= WHAT IS EXPECTED =
For each line of the data below that contains "site", return that line.

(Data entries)
'''
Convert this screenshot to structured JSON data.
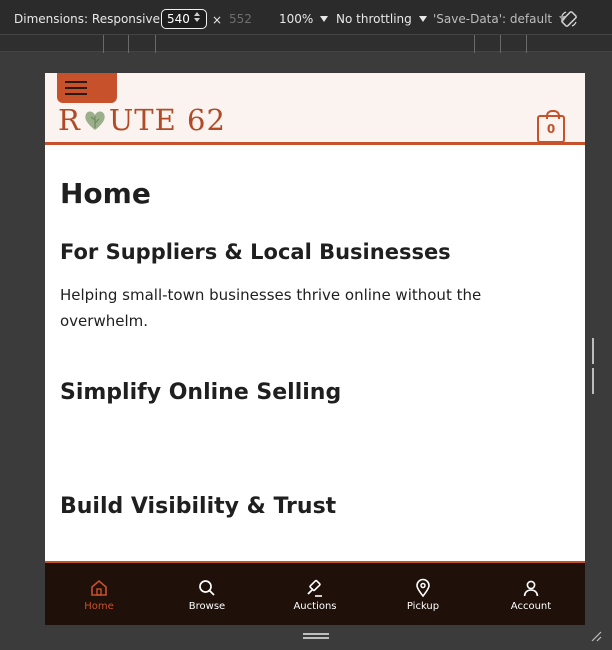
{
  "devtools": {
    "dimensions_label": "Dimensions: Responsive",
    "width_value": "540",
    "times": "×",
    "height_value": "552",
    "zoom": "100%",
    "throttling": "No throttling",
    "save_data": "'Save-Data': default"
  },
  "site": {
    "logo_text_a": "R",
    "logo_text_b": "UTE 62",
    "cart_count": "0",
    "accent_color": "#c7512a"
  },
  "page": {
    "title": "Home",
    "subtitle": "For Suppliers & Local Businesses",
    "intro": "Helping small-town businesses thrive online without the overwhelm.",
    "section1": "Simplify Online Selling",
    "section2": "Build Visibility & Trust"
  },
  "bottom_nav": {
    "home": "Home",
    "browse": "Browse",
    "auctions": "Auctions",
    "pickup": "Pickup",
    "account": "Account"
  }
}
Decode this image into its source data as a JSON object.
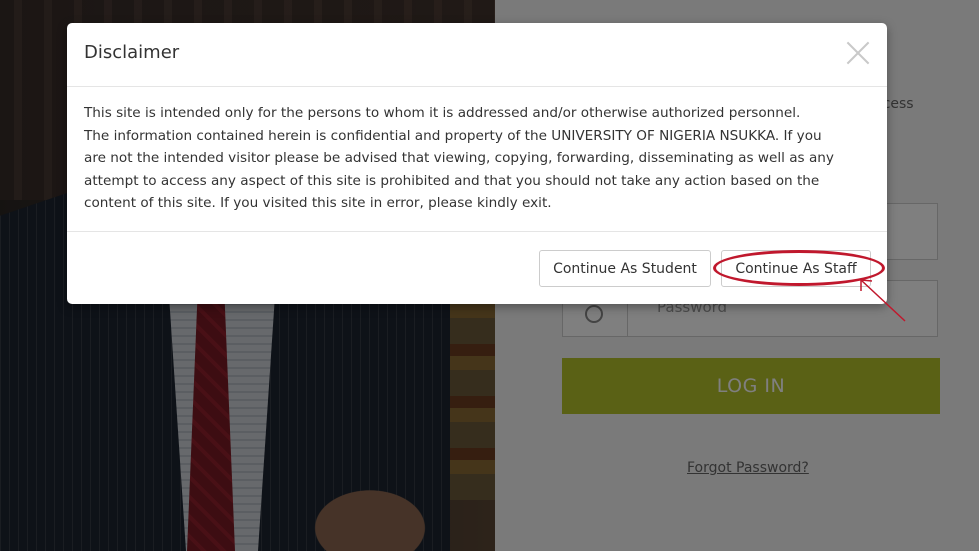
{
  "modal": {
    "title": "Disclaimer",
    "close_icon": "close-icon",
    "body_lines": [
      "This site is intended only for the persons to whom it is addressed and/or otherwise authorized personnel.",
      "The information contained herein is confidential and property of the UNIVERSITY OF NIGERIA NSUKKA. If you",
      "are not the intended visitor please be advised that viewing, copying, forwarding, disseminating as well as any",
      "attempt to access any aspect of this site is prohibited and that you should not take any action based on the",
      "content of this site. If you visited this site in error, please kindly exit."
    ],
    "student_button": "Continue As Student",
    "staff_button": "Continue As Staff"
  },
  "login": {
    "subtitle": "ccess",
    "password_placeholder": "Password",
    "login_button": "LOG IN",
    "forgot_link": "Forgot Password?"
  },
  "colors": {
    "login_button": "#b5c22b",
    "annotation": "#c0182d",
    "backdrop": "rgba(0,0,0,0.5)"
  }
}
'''
= EXERCISE RESPONSE =
  "site": {
      "This site is intended only for the persons to whom it is addressed and/or otherwise authorized personnel.",
      "attempt to access any aspect of this site is prohibited and that you should not take any action based on the",
      "content of this site. If you visited this site in error, please kindly exit."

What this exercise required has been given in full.